A 6.5 earthquake is nothing to sneeze at, but in this era of 24 hr a day news coverage, I have had many laughs today watching MSNBC trying to fill the hours before actual video of the situation on the Big Island is available. They are trying so hard to find something catastrophic to report. So far we've learned that.
* There are road closures.
* There is no major damage to the hospital
* There were landslides
* TVs were knocked over
Hoping for sensational material, they interviewed someone from the hospital, continually asking her about people whose life had been put in danger, but only found out that all but one patient was removed to the Sheraton Hotel, where there is apparently power.

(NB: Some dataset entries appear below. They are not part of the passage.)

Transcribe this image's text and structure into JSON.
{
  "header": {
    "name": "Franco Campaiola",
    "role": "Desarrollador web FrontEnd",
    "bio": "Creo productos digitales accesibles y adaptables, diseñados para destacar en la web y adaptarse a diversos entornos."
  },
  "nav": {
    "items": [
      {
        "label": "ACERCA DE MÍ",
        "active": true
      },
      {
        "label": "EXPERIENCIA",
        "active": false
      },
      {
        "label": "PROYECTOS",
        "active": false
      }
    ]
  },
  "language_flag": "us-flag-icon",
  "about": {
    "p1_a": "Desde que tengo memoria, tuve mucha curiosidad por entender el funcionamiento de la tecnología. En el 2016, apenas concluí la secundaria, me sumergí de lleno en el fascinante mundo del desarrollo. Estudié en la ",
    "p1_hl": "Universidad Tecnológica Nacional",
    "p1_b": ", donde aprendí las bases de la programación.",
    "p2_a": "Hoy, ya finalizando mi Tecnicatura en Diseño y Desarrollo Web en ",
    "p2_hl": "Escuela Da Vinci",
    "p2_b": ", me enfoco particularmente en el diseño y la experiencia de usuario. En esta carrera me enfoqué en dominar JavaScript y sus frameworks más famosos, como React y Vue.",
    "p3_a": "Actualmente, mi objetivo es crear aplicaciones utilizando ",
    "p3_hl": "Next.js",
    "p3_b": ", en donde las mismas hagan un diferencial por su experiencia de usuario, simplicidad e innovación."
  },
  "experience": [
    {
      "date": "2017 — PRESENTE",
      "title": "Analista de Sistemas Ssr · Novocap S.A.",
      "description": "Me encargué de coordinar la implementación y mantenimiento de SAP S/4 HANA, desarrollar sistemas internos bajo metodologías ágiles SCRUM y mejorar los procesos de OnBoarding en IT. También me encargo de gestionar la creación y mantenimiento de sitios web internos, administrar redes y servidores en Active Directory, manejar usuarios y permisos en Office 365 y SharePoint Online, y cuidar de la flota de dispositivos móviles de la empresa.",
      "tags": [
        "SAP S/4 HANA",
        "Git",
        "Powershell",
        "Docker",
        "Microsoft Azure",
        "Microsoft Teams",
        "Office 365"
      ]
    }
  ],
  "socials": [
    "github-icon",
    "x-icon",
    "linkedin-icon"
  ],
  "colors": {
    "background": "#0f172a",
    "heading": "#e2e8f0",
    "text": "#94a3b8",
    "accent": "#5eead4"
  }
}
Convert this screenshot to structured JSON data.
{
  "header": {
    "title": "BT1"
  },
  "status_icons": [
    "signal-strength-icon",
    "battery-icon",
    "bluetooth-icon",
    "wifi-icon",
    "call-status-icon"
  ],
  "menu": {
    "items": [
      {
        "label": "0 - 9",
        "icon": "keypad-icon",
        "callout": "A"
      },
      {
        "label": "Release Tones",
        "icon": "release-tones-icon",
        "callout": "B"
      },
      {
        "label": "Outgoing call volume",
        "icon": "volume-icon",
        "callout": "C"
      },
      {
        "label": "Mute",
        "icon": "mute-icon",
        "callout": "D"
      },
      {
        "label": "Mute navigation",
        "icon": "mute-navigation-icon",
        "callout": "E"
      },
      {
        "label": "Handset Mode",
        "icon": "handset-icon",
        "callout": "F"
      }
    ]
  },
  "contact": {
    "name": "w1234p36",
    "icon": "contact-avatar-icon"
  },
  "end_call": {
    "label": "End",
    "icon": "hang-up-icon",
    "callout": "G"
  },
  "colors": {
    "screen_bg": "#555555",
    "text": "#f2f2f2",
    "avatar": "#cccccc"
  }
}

An artist gave a plug for her paintings and talked about how one painting fell off the wall and "almost" hit them on the head. The news concentrated on the dog, who was under the painting, uninjured.
Finally film came from a geologist, who said that there was ...uh... shaking that was ... uh ... strong enough to topple chimneys (if there are chimneys in Hawaii, he added). Turned out he was being interviewed in Los Angeles and was just speculating. But it filled a few minutes.
Someone was questioned about why there was so much damage in Northridge, and so little in this earthquake, when magnitudes were similar. The reporter was told that Northridge was a more densely populated area and the topography was different. Duhhh.
All the while they were showing pictures of Waikiki beach filled with sunbathers, which they then point out is archival footage.
"We're talking to the mayor who is going to tell us about the chaos on Maui earlier. I understand there was kind of a chaotic situation."
"Well, there wasn't really any chaos," said the mayor.
"Are you going to be helping your neighbors with all the debris?" the reporter asked another person, hopefully.
"Well, there's not a lot of debris," the subject replied.
"I hear the police are out in force," the reporter pressed on. "How many police officers, would you estimate?"
"Oh--I don't think we have more the 10 on the whole island," she was told.
Finally came video footage of what looked like a normal street on a normal day, except that there was one ambulance.
"As you can see, there are ambulances on the street," said the reporter.
A man was stopped at a gas station, and gave a plug for a food and products show.
I sincerely hope everyone in Hawaii is all right, but I have to admit that my main sympathies are to the poor reporters who (a) can't pronounce the names of a lot of Hawaiian towns, and (b) have to try to make something out of what sounds like really nothing!